Members of Kingman’s business community are organizing a campaign to recall Kingman City Council member Travis Lingenfelter. The group is working to develop its platform in seeking Lingenfelter’s ouster from office, but it is clear that the impetus is rooted in Lingenfelter’s ongoing battle with the Kingman Airport Authority (KAA) on asset management matters, and with Mayor Monica Gates over economic development approaches.
Kristi Turman has assumed a lead role in the recall that can’t begin until May 8, when Lingenfelter has served his first six months in office.
“I am a former EDMC chair, I have lived in the community for 17 years. I’ve been active and involved in a number of events to promote our community and I feel, just as a concerned citizen, and voter that the direction Travis is taking us is so far out of bounds that he just needs to be removed so that the city can have an opportunity to recover and move forward in a positive light because he is certainly very negative,” Turman said. “I feel that with his brand of negativity that he is not going to be effective in helping grow our community in the way that many of us as business folks feel, and we’d like to maybe give someone else an opportunity to do it better.”
Turman said she and other recall supporters had high hopes when Lingenfelter was first elected, but that they’ve grown disenchanted and now believe that he is dividing the community and holding back its progress. She said Lingenfelter has unfairly distorted Airport Authority issues and attacked members of the business community.
Turman said she expects Lingenfelter will claim that the Airport Authority is orchestrating the recall, and she said that’s not the case.
“I’ve been in contact with many people in the business community that have no connection to the Airport Authority (who support the recall). Undoubtedly, there are folks that have connections to the Airport Authority that feel the same way.”
Turman said Lingenfelter can do everyone a favor by resigning.
“That would be great. That’s the goal. It’s going to be expensive for a recall to occur. We’d love to save the city money,” she said. “Either way, whether it’s through recall or through him stepping down with the realization that the community is not going to stand for his negativity and his improper representation of the city. We would like that (resignation) to occur.”
Should the recall be formally initiated, proponents would have 120 days to gather the 418 valid signatures that would be necessary to qualify the question for the ballot.
Travis Lingenfelter was sent an email and a text inviting him to call to conduct a telephone interview concerning the recall movement. He instead responded in a lengthy text. That text, copied verbatim, is provided here:
This nastiness by a small minority group which are loyal to the Kingman Airport Authority and protecting their own interests, represents nothing but bullying tactics being used to stifle the right of free speech and political dissent, rather than to protect it, as a majority of Kingman’s citizens take pride in protecting.
I am sorry if they don’t like what I have to say on the important issues, but disagreement is simply the exchange of ideas by thinking individuals and a thinking society towards the most beneficial and positive outcomes.

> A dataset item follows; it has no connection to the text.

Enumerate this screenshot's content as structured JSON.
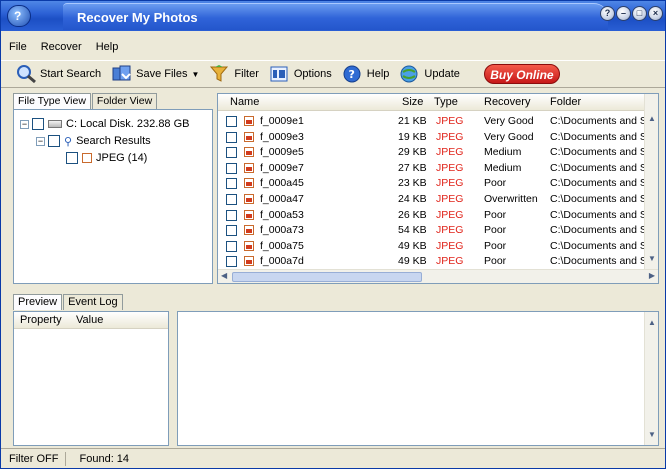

I hope that all of those who voted for me in Kingman are sufficiently offended by this group’s efforts to unethically use government power to muzzle differing political opinions aimed at positive advancement. I hold no animosity toward anyone, and I have no personal agenda against anyone.
I have lived in Kingman all of my life and I am passionate about seeing my hometown prosper. And yet, this small group is determined by any means necessary, to do whatever it takes, to shoot me down and silence political views that differ from their own narrow political views. Including spreading lies, misinformation, and rumors. And encouraging deplorable mudslinging and nasty personal attacks. All because I have a backbone, I ask intelligent yet tough questions, and I will not cave to this minority group’s narrow and self-serving political agenda.
Majority opinions that are shared by the majority of Kingman’s citizens on the subjects of the Kingman Airport Authority and economic development closely mirror my own. We demand positive advancement.
This ridicule of my advocacy for the citizens of Kingman who voted for me, reflects badly on them, not their target. This is an orchestrated diversion to attempt to get their people to focus their attention away from the real work of bringing the necessary advancements to the Kingman Airport Industrial Park, and pushing for things to help the City of Kingman grow.
I am confident that the majority of Kingman’s citizens and voters absolutely will not tolerate this hate baiting, and it will hurt this group next year during the 2018 election.